Dataset rows describing interfaces
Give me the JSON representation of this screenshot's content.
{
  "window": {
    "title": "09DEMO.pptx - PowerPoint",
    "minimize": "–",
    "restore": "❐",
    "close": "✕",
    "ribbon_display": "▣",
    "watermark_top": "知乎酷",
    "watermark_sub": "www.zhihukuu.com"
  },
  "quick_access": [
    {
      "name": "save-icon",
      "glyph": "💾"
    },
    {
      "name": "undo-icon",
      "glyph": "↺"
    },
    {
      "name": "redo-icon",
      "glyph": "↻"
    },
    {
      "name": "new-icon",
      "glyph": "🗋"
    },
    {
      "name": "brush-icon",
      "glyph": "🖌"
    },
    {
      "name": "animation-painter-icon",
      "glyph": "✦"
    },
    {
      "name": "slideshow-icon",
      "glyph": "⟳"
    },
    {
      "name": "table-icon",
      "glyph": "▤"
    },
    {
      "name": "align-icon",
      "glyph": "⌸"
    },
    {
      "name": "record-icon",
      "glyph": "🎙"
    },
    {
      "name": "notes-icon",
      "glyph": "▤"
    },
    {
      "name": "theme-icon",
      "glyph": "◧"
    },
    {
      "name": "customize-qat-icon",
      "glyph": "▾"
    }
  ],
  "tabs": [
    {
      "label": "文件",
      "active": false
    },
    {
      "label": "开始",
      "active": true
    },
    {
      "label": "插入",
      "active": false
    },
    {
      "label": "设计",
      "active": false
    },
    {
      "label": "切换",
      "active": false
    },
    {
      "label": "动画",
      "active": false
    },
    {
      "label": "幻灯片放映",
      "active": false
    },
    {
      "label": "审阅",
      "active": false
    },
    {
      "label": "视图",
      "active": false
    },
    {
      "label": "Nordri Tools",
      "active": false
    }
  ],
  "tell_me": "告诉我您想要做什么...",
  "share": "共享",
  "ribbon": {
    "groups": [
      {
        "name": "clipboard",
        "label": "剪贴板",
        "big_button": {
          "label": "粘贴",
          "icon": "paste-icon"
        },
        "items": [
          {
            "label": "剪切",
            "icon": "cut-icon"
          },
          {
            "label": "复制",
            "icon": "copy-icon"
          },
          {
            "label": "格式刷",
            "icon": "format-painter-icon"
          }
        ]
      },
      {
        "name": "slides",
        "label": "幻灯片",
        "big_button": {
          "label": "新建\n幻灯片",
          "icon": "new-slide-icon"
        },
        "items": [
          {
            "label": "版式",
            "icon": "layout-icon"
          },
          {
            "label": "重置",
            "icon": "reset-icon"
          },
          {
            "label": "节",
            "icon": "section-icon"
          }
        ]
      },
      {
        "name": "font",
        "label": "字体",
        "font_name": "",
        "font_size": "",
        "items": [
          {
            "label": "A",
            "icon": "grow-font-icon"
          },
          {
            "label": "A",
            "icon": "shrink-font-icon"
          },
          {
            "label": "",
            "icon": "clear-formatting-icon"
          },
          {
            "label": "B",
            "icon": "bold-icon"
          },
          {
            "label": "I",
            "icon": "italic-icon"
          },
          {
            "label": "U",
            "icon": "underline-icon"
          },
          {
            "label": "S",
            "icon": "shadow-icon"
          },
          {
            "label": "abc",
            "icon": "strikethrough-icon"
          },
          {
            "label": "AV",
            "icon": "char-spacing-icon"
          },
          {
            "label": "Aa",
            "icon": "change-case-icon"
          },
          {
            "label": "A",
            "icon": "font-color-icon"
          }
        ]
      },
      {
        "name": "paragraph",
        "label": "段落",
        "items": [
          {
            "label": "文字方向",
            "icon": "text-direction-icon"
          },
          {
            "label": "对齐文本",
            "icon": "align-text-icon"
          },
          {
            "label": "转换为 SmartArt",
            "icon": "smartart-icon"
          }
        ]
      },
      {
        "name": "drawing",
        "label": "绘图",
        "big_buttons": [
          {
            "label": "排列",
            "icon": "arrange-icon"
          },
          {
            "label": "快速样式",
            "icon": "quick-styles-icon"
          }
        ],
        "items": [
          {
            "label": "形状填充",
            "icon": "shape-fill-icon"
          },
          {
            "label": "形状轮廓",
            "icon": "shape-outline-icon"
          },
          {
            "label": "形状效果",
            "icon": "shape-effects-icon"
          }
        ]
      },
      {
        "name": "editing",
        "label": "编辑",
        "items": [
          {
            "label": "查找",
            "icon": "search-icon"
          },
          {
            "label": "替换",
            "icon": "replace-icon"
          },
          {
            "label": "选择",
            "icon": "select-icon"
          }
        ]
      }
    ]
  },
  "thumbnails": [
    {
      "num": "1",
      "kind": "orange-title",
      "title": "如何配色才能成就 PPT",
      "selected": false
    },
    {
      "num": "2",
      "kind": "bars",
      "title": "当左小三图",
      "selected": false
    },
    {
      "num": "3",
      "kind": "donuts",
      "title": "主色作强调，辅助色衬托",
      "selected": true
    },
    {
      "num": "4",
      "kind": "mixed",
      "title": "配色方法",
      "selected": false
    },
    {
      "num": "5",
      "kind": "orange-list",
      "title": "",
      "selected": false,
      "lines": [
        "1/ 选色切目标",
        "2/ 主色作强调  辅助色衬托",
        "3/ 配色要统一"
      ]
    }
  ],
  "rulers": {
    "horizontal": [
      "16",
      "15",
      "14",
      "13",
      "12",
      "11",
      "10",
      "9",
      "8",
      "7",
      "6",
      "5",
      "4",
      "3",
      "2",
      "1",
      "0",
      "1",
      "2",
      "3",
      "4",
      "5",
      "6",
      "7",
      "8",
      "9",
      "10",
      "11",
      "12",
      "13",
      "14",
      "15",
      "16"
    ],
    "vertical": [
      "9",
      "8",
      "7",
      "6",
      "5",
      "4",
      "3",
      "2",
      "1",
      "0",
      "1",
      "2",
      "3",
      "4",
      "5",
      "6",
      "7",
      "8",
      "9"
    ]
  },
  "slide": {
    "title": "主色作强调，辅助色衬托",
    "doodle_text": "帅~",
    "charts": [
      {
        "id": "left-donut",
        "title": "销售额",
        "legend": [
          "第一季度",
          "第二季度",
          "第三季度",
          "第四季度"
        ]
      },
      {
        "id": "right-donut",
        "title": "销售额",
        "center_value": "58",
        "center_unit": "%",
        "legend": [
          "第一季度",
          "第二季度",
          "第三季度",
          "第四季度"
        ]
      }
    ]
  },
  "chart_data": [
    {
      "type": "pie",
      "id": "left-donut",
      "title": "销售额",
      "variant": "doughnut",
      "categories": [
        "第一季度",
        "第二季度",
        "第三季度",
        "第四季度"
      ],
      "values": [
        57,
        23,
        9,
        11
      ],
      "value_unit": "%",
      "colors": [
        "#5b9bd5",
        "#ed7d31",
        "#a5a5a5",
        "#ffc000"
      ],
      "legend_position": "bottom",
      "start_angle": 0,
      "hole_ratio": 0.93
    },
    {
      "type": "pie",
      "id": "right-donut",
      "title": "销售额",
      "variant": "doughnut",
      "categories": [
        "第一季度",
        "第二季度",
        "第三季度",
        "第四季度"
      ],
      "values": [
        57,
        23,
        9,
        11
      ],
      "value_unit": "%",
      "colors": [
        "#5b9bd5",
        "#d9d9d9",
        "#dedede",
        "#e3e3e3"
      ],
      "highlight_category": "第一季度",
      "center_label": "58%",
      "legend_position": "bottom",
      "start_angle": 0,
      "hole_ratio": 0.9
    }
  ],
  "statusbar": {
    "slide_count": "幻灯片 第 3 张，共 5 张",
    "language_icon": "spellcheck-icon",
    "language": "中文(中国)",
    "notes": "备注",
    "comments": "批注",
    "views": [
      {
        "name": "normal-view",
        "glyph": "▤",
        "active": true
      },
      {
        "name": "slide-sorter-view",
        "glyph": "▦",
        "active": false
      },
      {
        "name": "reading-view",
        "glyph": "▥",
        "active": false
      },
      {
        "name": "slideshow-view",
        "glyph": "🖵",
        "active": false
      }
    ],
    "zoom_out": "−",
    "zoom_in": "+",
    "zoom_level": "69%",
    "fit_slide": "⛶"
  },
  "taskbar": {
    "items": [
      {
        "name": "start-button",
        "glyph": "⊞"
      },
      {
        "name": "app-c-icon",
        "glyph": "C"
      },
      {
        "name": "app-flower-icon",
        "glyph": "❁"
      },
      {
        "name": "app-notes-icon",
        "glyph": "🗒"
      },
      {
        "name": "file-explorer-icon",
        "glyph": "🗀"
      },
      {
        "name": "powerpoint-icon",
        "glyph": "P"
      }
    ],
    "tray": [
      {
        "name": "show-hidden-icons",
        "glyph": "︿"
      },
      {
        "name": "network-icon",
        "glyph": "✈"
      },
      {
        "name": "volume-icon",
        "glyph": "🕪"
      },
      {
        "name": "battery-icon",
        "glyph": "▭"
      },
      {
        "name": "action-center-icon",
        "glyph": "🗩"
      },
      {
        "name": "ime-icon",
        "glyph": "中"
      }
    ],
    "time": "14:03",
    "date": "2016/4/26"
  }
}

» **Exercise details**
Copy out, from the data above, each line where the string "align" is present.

» **Finished task**
      "name": "align-icon",
            "icon": "align-text-icon"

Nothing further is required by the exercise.